When he entered a contest run by a theater in San Fransisco, he failed even to make the finals. “I am tempted to give lessons in the Chaplin walk,” he told a reporter, “out of pity as well as in the desire to see the thing done correctly.”
While where and when the contest took place, as well as just how poorly he finished, are up for debate, Charlie Chaplin contests like this were actually a thing during the actor's height in popularity, and entering one himself seems like a very Charlie Chaplin thing to do.
- 5172 VOTES
Chicken, A Town In Alaska, Got Its Name Because Of A Spelling Problem
You may not have heard of the town of Chicken, AK, population 12 (as of 2019). The small town is notable for its funny name, and arguably funnier origin story. Chicken was founded in the late 1800s by gold miners. They managed to survive the harsh Alaskan life by eating the wild and plentiful ptarmigan, the Alaskan state bird, which looks similar to a chicken.
When deciding what to name the town, residents wanted to pay homage to the ptarmigan. But they couldn't decide on the correct spelling and didn't want to embarrass themselves, so they called it a day and named their home "Chicken" instead.
- Photo: Election / Paramount Pictures6110 VOTES
The Average American Thinks They're Smarter Than Average
Would you consider yourself smarter than the average person?
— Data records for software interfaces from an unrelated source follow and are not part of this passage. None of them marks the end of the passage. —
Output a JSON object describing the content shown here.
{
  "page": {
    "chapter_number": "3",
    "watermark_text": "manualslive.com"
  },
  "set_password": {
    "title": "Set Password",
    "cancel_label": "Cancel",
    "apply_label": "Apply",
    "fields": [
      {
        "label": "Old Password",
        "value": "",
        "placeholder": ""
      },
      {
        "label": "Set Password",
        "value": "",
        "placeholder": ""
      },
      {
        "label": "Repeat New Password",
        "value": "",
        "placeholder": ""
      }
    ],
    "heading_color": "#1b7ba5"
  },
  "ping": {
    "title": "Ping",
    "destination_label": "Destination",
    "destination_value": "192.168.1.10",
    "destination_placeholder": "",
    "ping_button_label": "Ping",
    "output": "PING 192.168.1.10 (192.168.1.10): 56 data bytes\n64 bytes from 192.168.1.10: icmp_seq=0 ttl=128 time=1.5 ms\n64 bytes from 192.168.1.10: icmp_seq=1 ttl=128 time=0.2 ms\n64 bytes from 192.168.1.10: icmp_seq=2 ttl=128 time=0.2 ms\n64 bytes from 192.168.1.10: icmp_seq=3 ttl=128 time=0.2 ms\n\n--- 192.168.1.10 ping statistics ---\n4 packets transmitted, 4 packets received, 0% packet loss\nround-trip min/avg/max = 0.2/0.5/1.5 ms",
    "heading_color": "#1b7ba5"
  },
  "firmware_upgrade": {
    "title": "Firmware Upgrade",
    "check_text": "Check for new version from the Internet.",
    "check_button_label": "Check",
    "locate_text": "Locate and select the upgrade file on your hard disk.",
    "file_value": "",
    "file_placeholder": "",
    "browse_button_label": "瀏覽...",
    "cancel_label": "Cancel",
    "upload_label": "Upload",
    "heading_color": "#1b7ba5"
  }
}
If so, you're not alone. In fact, according to two national surveys published in the scientific journal PLOS One, most Americans believe themselves to be smarter than average.
According to the study, 65% of Americans believe they have above-average intelligence, with men more likely to hold this belief than women. The results led the researchers to conclude that "a tendency to overrate one’s cognitive abilities may be a stable feature of human psychology."
Psychologists have long considered the belief a person is smarter than most a textbook human phenomenon of overconfidence and self-enhancement.